Profits from beef research put to the test

Technician Matt Woolcott from the University of New England scanning a steer to test for marbling.
Technician Matt Woolcott from the University of New England scanning a steer to test for marbling.

The benefits of producing beef which scores highly for traits such as marbling, tenderness and meat yield is to be assessed in conjunction with three large meat processing works in NSW and Queensland.

The three abattoirs, which together process more than 300,000 cattle a year, have agreed to take part in “proof of profit” demonstrations being led by the NSW Department of Primary Industries (DPI) in conjunction with the Queensland DPI for the Beef Cooperative Research Centre (CRC).

Animal Production Research Leader, Bill McKiernan, says cooperation with the abattoirs will allow DPI research into desirable meat quality and production traits, including feed efficiency, to be put to the test.

“As a first step, there should be a profit incentive to adopt the technology.

“Also, as we develop our scientific knowledge to help predict how animals will perform, we also want to be able to prove that the technology works in practical ways.”

The first trait to be put to the dollar test will be marbling.

Mr McKiernan says steers from a feedlot in Queensland are to be scanned next month using ultra-sound.

“Those animals which scan highly for marbling will be identified.

“After slaughtering, data on carcass quality and returns from these cattle will be gathered.”

Mr McKiernan said the meatworks have agreed to be involved in helping to develop models for predicting carcase traits, trialling the models and in providing access to their extensive live animal and carcase data.

He said the research will provide a financial underpinning to the next stage of the CRC’s research – the selection of gene markers for desired quality and production traits.

“This will provide a means of developing tests to assist producers in selection for the traits they want.

“The outcome will be more efficient production of beef, and from the consumer’s point-of-view, more guarantee of consistent eating quality.”

The meatworks have also agreed to take part in producer focus groups aimed at ensuring rapid adoption of the technology.

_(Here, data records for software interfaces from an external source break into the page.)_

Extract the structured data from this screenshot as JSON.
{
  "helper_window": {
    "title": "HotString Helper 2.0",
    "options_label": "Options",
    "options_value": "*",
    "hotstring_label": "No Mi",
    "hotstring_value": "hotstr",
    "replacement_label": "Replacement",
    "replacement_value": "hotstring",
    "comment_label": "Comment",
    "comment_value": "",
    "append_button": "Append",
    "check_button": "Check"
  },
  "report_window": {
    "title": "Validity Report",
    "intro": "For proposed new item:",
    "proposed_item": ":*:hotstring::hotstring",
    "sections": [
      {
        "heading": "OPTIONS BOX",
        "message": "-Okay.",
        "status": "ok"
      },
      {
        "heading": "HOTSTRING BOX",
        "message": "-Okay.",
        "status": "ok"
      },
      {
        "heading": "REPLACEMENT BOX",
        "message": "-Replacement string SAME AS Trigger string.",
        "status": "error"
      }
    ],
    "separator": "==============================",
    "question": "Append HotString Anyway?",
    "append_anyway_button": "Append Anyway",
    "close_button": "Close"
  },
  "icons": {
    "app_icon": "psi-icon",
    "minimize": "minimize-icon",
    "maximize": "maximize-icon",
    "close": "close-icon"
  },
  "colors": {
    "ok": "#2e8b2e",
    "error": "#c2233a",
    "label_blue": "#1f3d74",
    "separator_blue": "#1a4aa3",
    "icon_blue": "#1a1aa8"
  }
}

The research, with abattoirs in Brisbane and Warwick, Queensland, and Yanco in NSW, is to be undertaken over the next three years.